Watches & Wonders opened its doors for the third time in Hong Kong and welcomed a surge in visitors, all eager to discover—and buy—the latest timepieces and jewellery from the 12 exhibiting brands. Sean Li takes a closer look. Additional reporting by Char
A certain malaise has been evident in the Asian watch market in recent months. Most brands report mixed numbers, with the declines varying between countries. Long gone is the heyday of double-digit growth when it seemed watchmakers could do no wrong, and the more complicated and expensive the watch, the better. The current state of the market was some months in the making, however, and brands have anticipated the new landscape by focusing on pricesensitive segments, with collections no longer chasing the crown of the highest complications, but the ones that appeal to the impulse buyer.
This market realignment was the backdrop as 12 of the world’s top luxury watch brands were preparing for the third iteration of Watches & Wonders, which took place, once again, in Hong Kong from September 30 to October 3. The first two shows were affected by external factors: in 2013, a typhoon caused frayed nerves at the Hong Kong Convention and Exhibition Centre and delayed flights; in 2014, the early days of Occupy Central caused transport headaches around the venue and led to the cancellation of some related events, though attendance matched the previous year.
On opening day this year, the 12 exhibiting brands—a. Lange & Söhne, Baume & Mercier, Cartier, IWC Schaffhausen, Jaeger-lecoultre, Montblanc, Officine Panerai, Piaget, Richard Mille, Roger Dubuis, Vacheron Constantin and Van Cleef & Arpels—were more than ready to greet the visitors, trade and press.

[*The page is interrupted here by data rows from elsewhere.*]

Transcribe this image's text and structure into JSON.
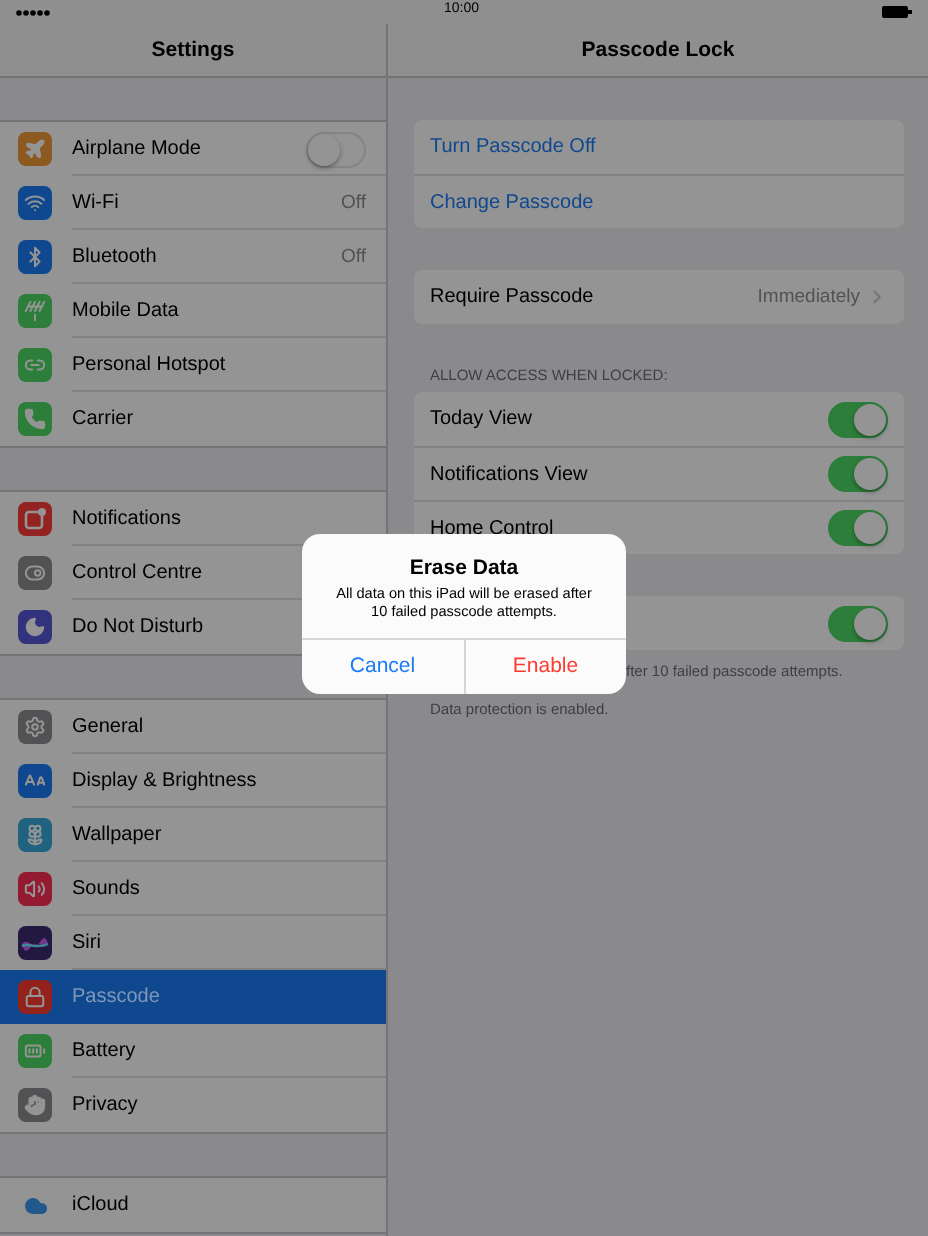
{
  "status_bar": {
    "time": "10:00"
  },
  "sidebar": {
    "title": "Settings",
    "groups": [
      {
        "items": [
          {
            "label": "Airplane Mode",
            "color": "#8c5920",
            "selected": false,
            "kind": "toggle",
            "on": false
          },
          {
            "label": "Wi-Fi",
            "color": "#0f488e",
            "selected": false,
            "kind": "value",
            "value": "Off"
          },
          {
            "label": "Bluetooth",
            "color": "#0f488e",
            "selected": false,
            "kind": "value",
            "value": "Off"
          },
          {
            "label": "Mobile Data",
            "color": "#2c7e3a",
            "selected": false,
            "kind": "plain"
          },
          {
            "label": "Personal Hotspot",
            "color": "#2c7e3a",
            "selected": false,
            "kind": "plain"
          },
          {
            "label": "Carrier",
            "color": "#2c7e3a",
            "selected": false,
            "kind": "plain"
          }
        ]
      },
      {
        "items": [
          {
            "label": "Notifications",
            "color": "#922321",
            "selected": false,
            "kind": "plain"
          },
          {
            "label": "Control Centre",
            "color": "#525255",
            "selected": false,
            "kind": "plain"
          },
          {
            "label": "Do Not Disturb",
            "color": "#33327c",
            "selected": false,
            "kind": "plain"
          }
        ]
      },
      {
        "items": [
          {
            "label": "General",
            "color": "#525255",
            "selected": false,
            "kind": "plain"
          },
          {
            "label": "Display & Brightness",
            "color": "#0f488e",
            "selected": false,
            "kind": "plain"
          },
          {
            "label": "Wallpaper",
            "color": "#1f6380",
            "selected": false,
            "kind": "plain"
          },
          {
            "label": "Sounds",
            "color": "#941a31",
            "selected": false,
            "kind": "plain"
          },
          {
            "label": "Siri",
            "color": "#221840",
            "selected": false,
            "kind": "plain"
          },
          {
            "label": "Passcode",
            "color": "#94221c",
            "selected": true,
            "kind": "plain"
          },
          {
            "label": "Battery",
            "color": "#2c7e3a",
            "selected": false,
            "kind": "plain"
          },
          {
            "label": "Privacy",
            "color": "#525255",
            "selected": false,
            "kind": "plain"
          }
        ]
      },
      {
        "items": [
          {
            "label": "iCloud",
            "color": "#949494",
            "selected": false,
            "kind": "plain"
          }
        ]
      }
    ]
  },
  "detail": {
    "title": "Passcode Lock",
    "sections": [
      {
        "rows": [
          {
            "kind": "link",
            "label": "Turn Passcode Off"
          },
          {
            "kind": "link",
            "label": "Change Passcode"
          }
        ]
      },
      {
        "rows": [
          {
            "kind": "value",
            "label": "Require Passcode",
            "value": "Immediately"
          }
        ]
      },
      {
        "header": "ALLOW ACCESS WHEN LOCKED:",
        "rows": [
          {
            "kind": "toggle",
            "label": "Today View",
            "on": true
          },
          {
            "kind": "toggle",
            "label": "Notifications View",
            "on": true
          },
          {
            "kind": "toggle",
            "label": "Home Control",
            "on": true
          }
        ]
      },
      {
        "rows": [
          {
            "kind": "toggle",
            "on": true
          }
        ],
        "footer_partial": "fter 10 failed passcode attempts.",
        "footer": "Data protection is enabled."
      }
    ]
  },
  "dialog": {
    "title": "Erase Data",
    "message": "All data on this iPad will be erased after 10 failed passcode attempts.",
    "buttons": [
      {
        "label": "Cancel",
        "kind": "cancel"
      },
      {
        "label": "Enable",
        "kind": "destructive"
      }
    ]
  }
}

It was clear that any trepidation about attendance was unfounded; it was as if people wanted to make up for lost time from the previous years. The energy levels were palpable in the convention centre and online, with a continuous feed on social media that established Watches & Wonders as the place to be in the watch world for those four days.

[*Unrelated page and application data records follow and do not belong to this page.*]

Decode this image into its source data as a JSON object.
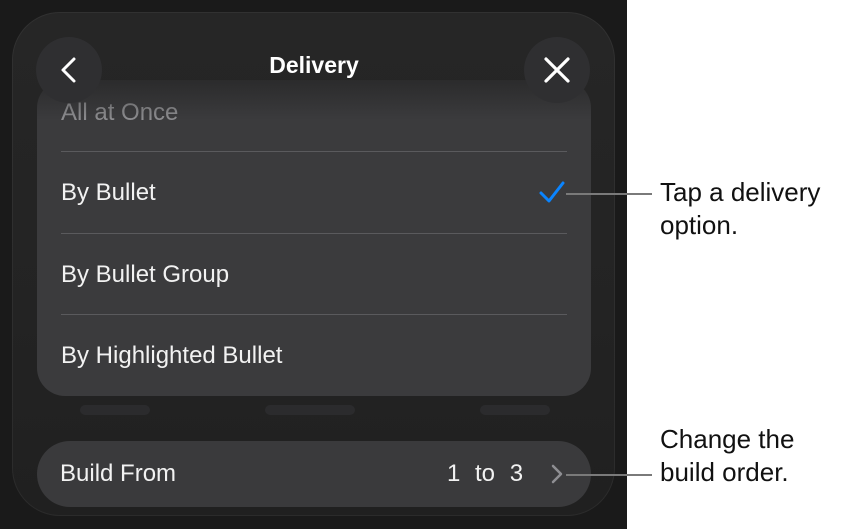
{
  "header": {
    "title": "Delivery",
    "back_icon": "chevron-left-icon",
    "close_icon": "close-icon"
  },
  "delivery_options": [
    {
      "label": "All at Once",
      "selected": false
    },
    {
      "label": "By Bullet",
      "selected": true
    },
    {
      "label": "By Bullet Group",
      "selected": false
    },
    {
      "label": "By Highlighted Bullet",
      "selected": false
    }
  ],
  "build_from": {
    "label": "Build From",
    "value": "1 to 3"
  },
  "callouts": {
    "delivery": "Tap a delivery option.",
    "build": "Change the build order."
  },
  "colors": {
    "accent": "#0a84ff",
    "panel": "#262626",
    "card": "#3b3b3d"
  }
}
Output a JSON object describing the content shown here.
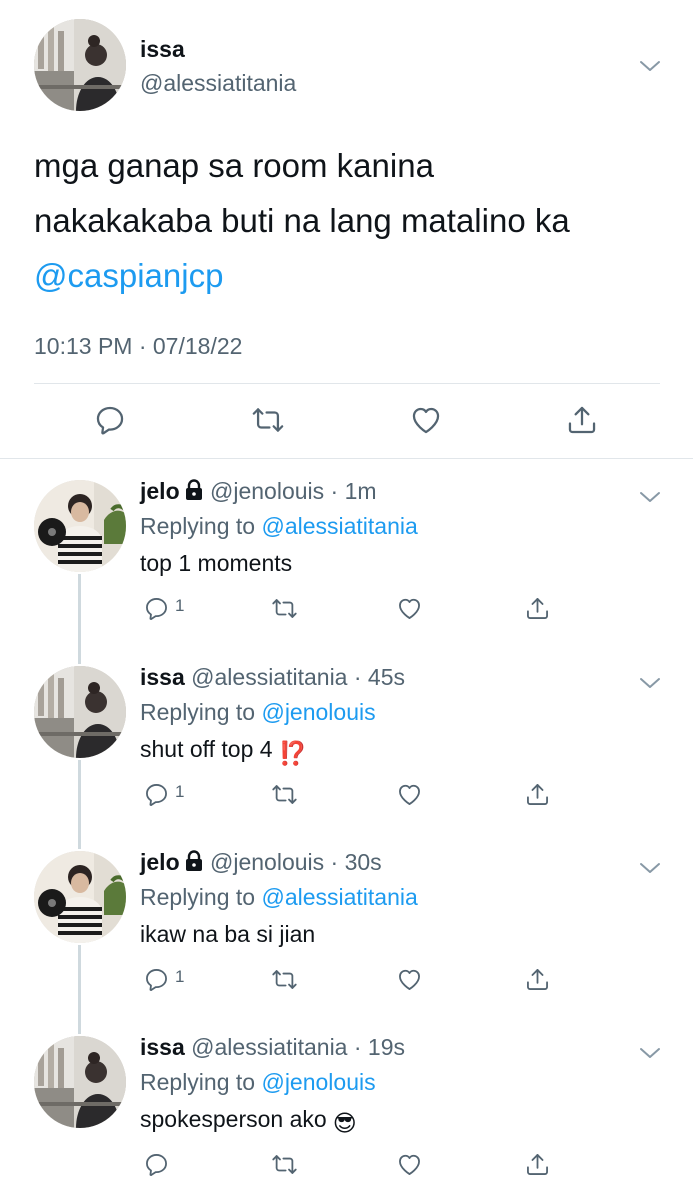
{
  "main_tweet": {
    "name": "issa",
    "handle": "@alessiatitania",
    "text_line1": "mga ganap sa room kanina",
    "text_line2": "nakakakaba buti na lang matalino ka",
    "mention": "@caspianjcp",
    "timestamp": "10:13 PM · 07/18/22"
  },
  "replies": [
    {
      "name": "jelo",
      "handle": "@jenolouis",
      "time": "· 1m",
      "replying_prefix": "Replying to ",
      "replying_to": "@alessiatitania",
      "text": "top 1 moments",
      "reply_count": "1"
    },
    {
      "name": "issa",
      "handle": "@alessiatitania",
      "time": "· 45s",
      "replying_prefix": "Replying to ",
      "replying_to": "@jenolouis",
      "text": "shut off top 4",
      "emoji": "⁉️",
      "reply_count": "1"
    },
    {
      "name": "jelo",
      "handle": "@jenolouis",
      "time": "· 30s",
      "replying_prefix": "Replying to ",
      "replying_to": "@alessiatitania",
      "text": "ikaw na ba si jian",
      "reply_count": "1"
    },
    {
      "name": "issa",
      "handle": "@alessiatitania",
      "time": "· 19s",
      "replying_prefix": "Replying to ",
      "replying_to": "@jenolouis",
      "text": "spokesperson ako",
      "emoji": "😎",
      "reply_count": ""
    }
  ],
  "icons": {
    "reply": "reply-icon",
    "retweet": "retweet-icon",
    "like": "heart-icon",
    "share": "share-icon",
    "more": "chevron-down-icon",
    "protected": "lock-icon"
  },
  "colors": {
    "accent": "#1d9bf0",
    "secondary_text": "#536471",
    "primary_text": "#0f1419",
    "divider": "#e1e6ea",
    "thread_line": "#cfd9de"
  }
}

Most visitors were already aware of what had been introduced in previous months, starting with the Salon International de

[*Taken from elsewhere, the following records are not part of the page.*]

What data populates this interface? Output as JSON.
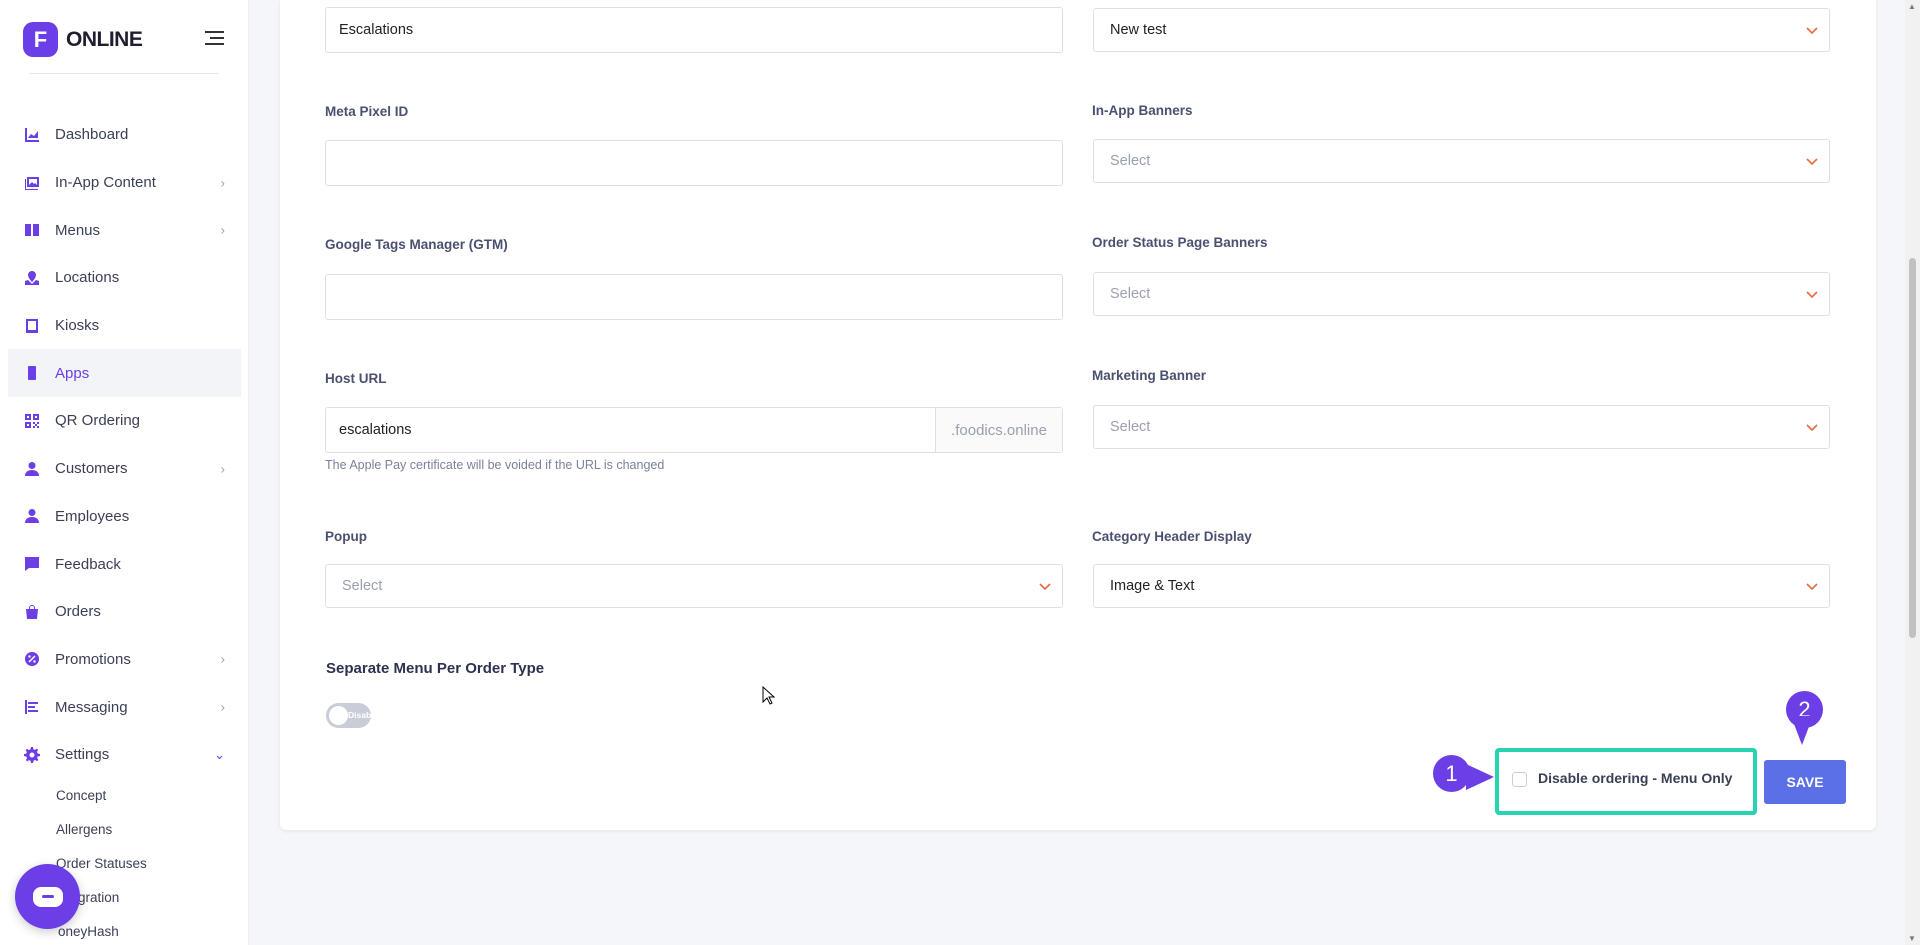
{
  "brand": {
    "logo_letter": "F",
    "name": "ONLINE",
    "accent": "#6b3ee6"
  },
  "sidebar": {
    "items": [
      {
        "label": "Dashboard",
        "icon": "chart-icon",
        "chevron": false
      },
      {
        "label": "In-App Content",
        "icon": "images-icon",
        "chevron": true
      },
      {
        "label": "Menus",
        "icon": "book-icon",
        "chevron": true
      },
      {
        "label": "Locations",
        "icon": "map-pin-icon",
        "chevron": false
      },
      {
        "label": "Kiosks",
        "icon": "tablet-icon",
        "chevron": false
      },
      {
        "label": "Apps",
        "icon": "mobile-icon",
        "chevron": false,
        "active": true
      },
      {
        "label": "QR Ordering",
        "icon": "qr-icon",
        "chevron": false
      },
      {
        "label": "Customers",
        "icon": "user-icon",
        "chevron": true
      },
      {
        "label": "Employees",
        "icon": "user-tie-icon",
        "chevron": false
      },
      {
        "label": "Feedback",
        "icon": "comment-icon",
        "chevron": false
      },
      {
        "label": "Orders",
        "icon": "bag-icon",
        "chevron": false
      },
      {
        "label": "Promotions",
        "icon": "percent-icon",
        "chevron": true
      },
      {
        "label": "Messaging",
        "icon": "message-lines-icon",
        "chevron": true
      },
      {
        "label": "Settings",
        "icon": "gear-icon",
        "chevron": true,
        "open": true
      }
    ],
    "sub_items": [
      "Concept",
      "Allergens",
      "Order Statuses",
      "Integration",
      "MoneyHash"
    ],
    "sub_items_visible": [
      "Concept",
      "Allergens",
      "Order Statuses",
      "gration",
      "oneyHash"
    ]
  },
  "form": {
    "top_left_value": "Escalations",
    "top_right_value": "New test",
    "meta_pixel_label": "Meta Pixel ID",
    "meta_pixel_value": "",
    "in_app_banners_label": "In-App Banners",
    "in_app_banners_placeholder": "Select",
    "gtm_label": "Google Tags Manager (GTM)",
    "gtm_value": "",
    "order_status_banners_label": "Order Status Page Banners",
    "order_status_banners_placeholder": "Select",
    "host_url_label": "Host URL",
    "host_url_value": "escalations",
    "host_url_suffix": ".foodics.online",
    "host_url_hint": "The Apple Pay certificate will be voided if the URL is changed",
    "marketing_banner_label": "Marketing Banner",
    "marketing_banner_placeholder": "Select",
    "popup_label": "Popup",
    "popup_placeholder": "Select",
    "category_header_label": "Category Header Display",
    "category_header_value": "Image & Text",
    "separate_menu_title": "Separate Menu Per Order Type",
    "separate_menu_toggle": "Disabled",
    "disable_ordering_label": "Disable ordering - Menu Only",
    "save_label": "SAVE"
  },
  "annotations": {
    "marker_1": "1",
    "marker_2": "2",
    "marker_color": "#6b3ee6",
    "highlight_color": "#27d3b0"
  }
}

la Haute Horlogerie (SIHH) in Geneva in January, so a new exhibition meant there was a significant expectation for new timepieces to be unveiled. A number of brands not only took the wraps off their latest offerings, but the pieces were also available immediately in boutiques. The strategy proved highly successful, social media buzzing with clients eager to show they were among the first in the world to acquire the new watches.
Watches & Wonders incorporated more knowledge-building content than ever, with a cultural exhibition organised in conjunction with the Geneva University of Art and Design, which displayed modern interpretations of the ever-so-swiss cuckoo clock created by a number of its students. Watchmaking and
métiers d’art workshops were again offered by the Fondation de la Haute Horlogerie (FHH) and a few of the brands, and proved very popular. New additions were guest speakers, including yours truly, with lectures delivered every few hours on topics ranging from the history of watchmaking to technical explanations of various complications.
There was also a rare opportunity to see, shortly after its official unveiling just two weeks earlier, the Vacheron Constantin Reference 57260—the most complex mechanical watch ever made, with 57 complications and more than 2,800 components. Before he takes delivery of the watch later this year, the private collector who commissioned the piece has allowed the brand to show off the results of eight years of fulltime work by three of its best watchmakers.
When the doors closed on Watches & Wonders, the FHH announced that some 20,000 visitors had attended the fair, a welcome increase of 25 per cent on the previous year. It has certainly given the brands’ managements and watchmakers much to think about, even as they all now turn their attention to SIHH 2016. It would certainly seem that the exhibition was a better reflection of the worldwide state of the watch market—that is, a continued level of interest and a healthy demand—than what many observations would lead you to believe.
The fact is that with the right product mix and watches that are more affordable (they’re still expensive, but not out of reach), clients continue to be very interested and willing to buy. The next few months will determine whether Watches & Wonders will return in 2016; it’s not a trivial exercise to prepare for it, and the brands have to face the reality that the days of annual double-digit growth are unlikely to return any time soon. But the energy and enthusiasm at this year’s Watches & Wonders, not only from Asia but globally, shows that there’s plenty of life in the market and that the interest in fine watchmaking is certainly as strong as ever.
On the following pages are highlights from this year’s Watches & Wonders.
BUSINESS AS USUAL Watchmaking demonstrations, meetings and creative visual displays at Watches & Wonders 2015